- [Activity]
Find each line below containing the word "from" and copy it.

- [Extracted entries]
== Segment start ==
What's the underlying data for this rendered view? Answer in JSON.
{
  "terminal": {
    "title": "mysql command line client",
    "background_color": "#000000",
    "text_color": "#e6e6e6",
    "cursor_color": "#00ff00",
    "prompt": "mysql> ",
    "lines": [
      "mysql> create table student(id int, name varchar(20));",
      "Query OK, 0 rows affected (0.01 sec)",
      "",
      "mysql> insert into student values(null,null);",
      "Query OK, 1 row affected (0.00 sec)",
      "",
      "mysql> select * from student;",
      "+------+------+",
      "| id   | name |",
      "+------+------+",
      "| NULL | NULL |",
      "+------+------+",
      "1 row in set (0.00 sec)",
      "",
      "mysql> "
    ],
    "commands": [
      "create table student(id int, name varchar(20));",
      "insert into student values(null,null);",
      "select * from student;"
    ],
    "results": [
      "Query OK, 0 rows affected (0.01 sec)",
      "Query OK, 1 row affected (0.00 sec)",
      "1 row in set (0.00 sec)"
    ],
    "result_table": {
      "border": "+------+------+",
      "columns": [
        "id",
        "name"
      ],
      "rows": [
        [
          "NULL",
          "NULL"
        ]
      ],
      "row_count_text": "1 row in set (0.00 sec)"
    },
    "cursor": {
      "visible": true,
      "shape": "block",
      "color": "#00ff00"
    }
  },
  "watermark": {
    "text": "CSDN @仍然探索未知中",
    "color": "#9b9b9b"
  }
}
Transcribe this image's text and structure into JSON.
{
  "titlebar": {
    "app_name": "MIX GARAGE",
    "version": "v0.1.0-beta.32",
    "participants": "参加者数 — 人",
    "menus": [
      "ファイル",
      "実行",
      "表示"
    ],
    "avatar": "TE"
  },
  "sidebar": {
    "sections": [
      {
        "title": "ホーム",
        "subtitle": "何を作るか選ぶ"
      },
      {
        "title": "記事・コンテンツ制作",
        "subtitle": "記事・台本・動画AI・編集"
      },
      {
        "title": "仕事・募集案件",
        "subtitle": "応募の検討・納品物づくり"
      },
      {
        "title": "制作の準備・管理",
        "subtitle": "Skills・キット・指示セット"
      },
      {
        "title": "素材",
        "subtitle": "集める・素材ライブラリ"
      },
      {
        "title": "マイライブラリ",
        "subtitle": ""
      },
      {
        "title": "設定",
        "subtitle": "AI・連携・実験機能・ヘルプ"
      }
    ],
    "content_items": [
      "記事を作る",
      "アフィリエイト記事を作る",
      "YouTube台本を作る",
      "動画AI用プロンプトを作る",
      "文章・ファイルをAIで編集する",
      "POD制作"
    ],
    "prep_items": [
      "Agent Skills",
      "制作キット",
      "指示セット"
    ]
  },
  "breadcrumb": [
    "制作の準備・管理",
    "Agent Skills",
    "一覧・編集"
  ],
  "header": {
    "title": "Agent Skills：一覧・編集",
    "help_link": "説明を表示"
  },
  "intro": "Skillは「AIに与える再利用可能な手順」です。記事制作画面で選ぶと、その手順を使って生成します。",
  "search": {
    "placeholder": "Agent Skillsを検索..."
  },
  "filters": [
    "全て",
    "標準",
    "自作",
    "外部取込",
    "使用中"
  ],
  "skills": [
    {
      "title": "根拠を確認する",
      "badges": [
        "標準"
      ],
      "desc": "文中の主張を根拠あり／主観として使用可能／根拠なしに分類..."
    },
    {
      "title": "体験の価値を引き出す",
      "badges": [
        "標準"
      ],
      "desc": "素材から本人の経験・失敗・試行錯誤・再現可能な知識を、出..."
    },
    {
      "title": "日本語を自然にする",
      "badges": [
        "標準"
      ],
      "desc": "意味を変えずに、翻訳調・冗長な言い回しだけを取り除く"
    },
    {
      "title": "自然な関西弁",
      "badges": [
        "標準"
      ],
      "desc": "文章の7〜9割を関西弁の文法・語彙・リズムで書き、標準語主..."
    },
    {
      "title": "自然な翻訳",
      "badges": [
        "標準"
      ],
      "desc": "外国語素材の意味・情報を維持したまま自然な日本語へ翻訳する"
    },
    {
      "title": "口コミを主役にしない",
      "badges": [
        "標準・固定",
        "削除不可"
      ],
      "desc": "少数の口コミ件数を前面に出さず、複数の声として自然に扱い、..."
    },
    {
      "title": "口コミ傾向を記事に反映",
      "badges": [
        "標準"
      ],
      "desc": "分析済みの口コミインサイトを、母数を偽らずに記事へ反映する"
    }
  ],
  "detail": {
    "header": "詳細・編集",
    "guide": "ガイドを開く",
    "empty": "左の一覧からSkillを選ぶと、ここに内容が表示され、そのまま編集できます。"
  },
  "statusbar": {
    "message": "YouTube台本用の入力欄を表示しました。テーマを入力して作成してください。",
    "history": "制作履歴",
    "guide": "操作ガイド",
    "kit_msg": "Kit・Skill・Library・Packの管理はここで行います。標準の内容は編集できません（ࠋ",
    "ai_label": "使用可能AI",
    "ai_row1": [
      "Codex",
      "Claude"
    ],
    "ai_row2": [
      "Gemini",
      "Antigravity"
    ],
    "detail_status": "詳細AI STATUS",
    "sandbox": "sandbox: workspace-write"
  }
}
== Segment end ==
- [Written solution]
      "mysql> select * from student;",
      "select * from student;"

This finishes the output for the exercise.